25 Jan 2011

To worry or not to worry over the economy?

“Very worrying” was what one Whitehall economic adviser said to me just before Vince Cable insisted in an interview that he was “not worried” by today’s growth figures.

How could you not be worried?

The world’s economy is on a journey into uncharted territory where new economies rise and old ones could flat-line or worse. And politically, the Coalition experiment’s electoral success surely rests on whether the economic commanders have made the right calls on the economy.

GDP Growth by sector

Can the private sector make up the ground that’ll be hacked back from the public sector in the economy?

What would the government do if things carried on flat-lining or worse? One who knows the Bank of England Governor well says he’d be very surprised if Mervyn King agreed to more quantitative easing.

It’s far from clear what other levers the government has to hand … but Ed Balls is suggesting they re-think the Budget in March and slow the cuts to the Alistair Darling four year deficit halving plan he (Ed Balls) used to attack.

Interestingly, Gordon Brown’s old ally, Gavyn Davies, says here that growth is too bad to be true:

“I would point to a drop in oil and mining output, which has knocked about 0.6 per cent off total output in the period covered by the graph. This is a result of the fact that North Sea output has now started a long decline which cannot be prevented.

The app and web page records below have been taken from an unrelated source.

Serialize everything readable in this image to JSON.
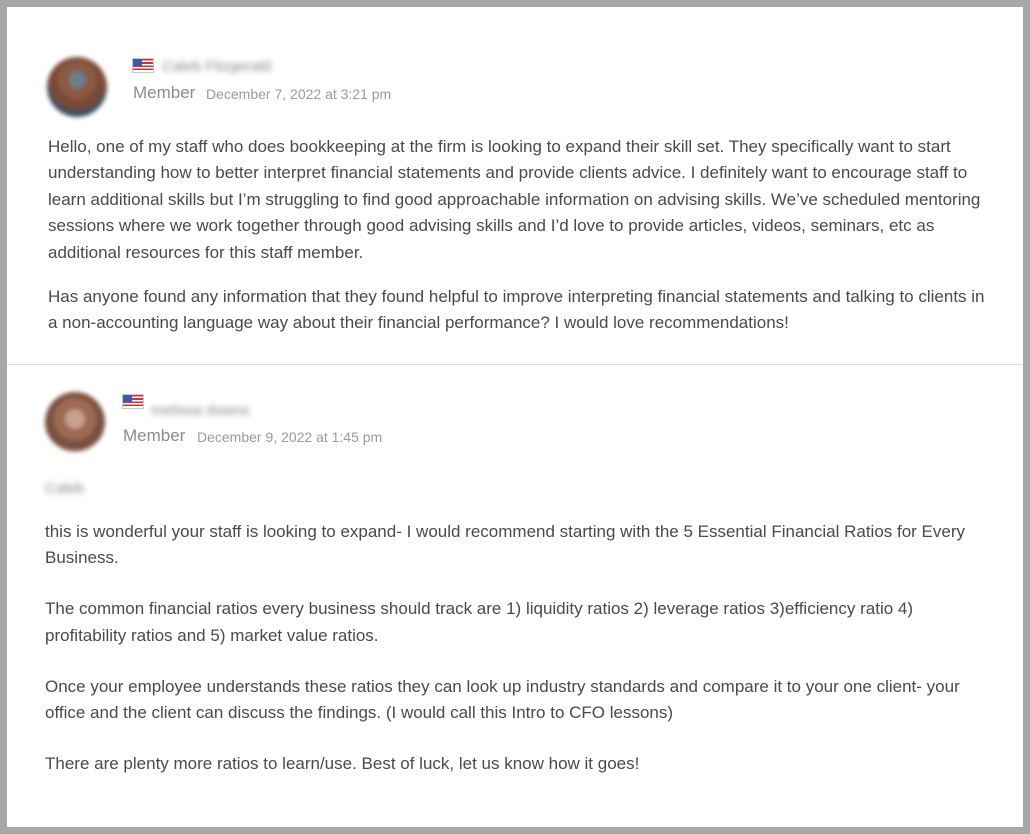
{
  "posts": [
    {
      "author_name": "Caleb Fitzgerald",
      "role": "Member",
      "date": "December 7, 2022 at 3:21 pm",
      "paragraphs": [
        "Hello, one of my staff who does bookkeeping at the firm is looking to expand their skill set. They specifically want to start understanding how to better interpret financial statements and provide clients advice. I definitely want to encourage staff to learn additional skills but I’m struggling to find good approachable information on advising skills. We’ve scheduled mentoring sessions where we work together through good advising skills and I’d love to provide articles, videos, seminars, etc as additional resources for this staff member.",
        "Has anyone found any information that they found helpful to improve interpreting financial statements and talking to clients in a non-accounting language way about their financial performance? I would love recommendations!"
      ]
    },
    {
      "author_name": "melissa downs",
      "role": "Member",
      "date": "December 9, 2022 at 1:45 pm",
      "greeting": "Caleb",
      "paragraphs": [
        "this is wonderful your staff is looking to expand- I would recommend starting with the 5 Essential Financial Ratios for Every Business.",
        "The common financial ratios every business should track are 1) liquidity ratios 2) leverage ratios 3)efficiency ratio 4) profitability ratios and 5) market value ratios.",
        "Once your employee understands these ratios they can look up industry standards and compare it to your one client- your office and the client can discuss the findings. (I would call this Intro to CFO lessons)",
        "There are plenty more ratios to learn/use. Best of luck, let us know how it goes!"
      ]
    }
  ]
}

“In addition, business and financial services, to which the UK is particularly exposed, has reduced output by 1.2 per cent over the relevant period. Without these two factors, the under-performance of the UK since the recession started would have been much less, though still not zero.”

Tweets by @garygibbonc4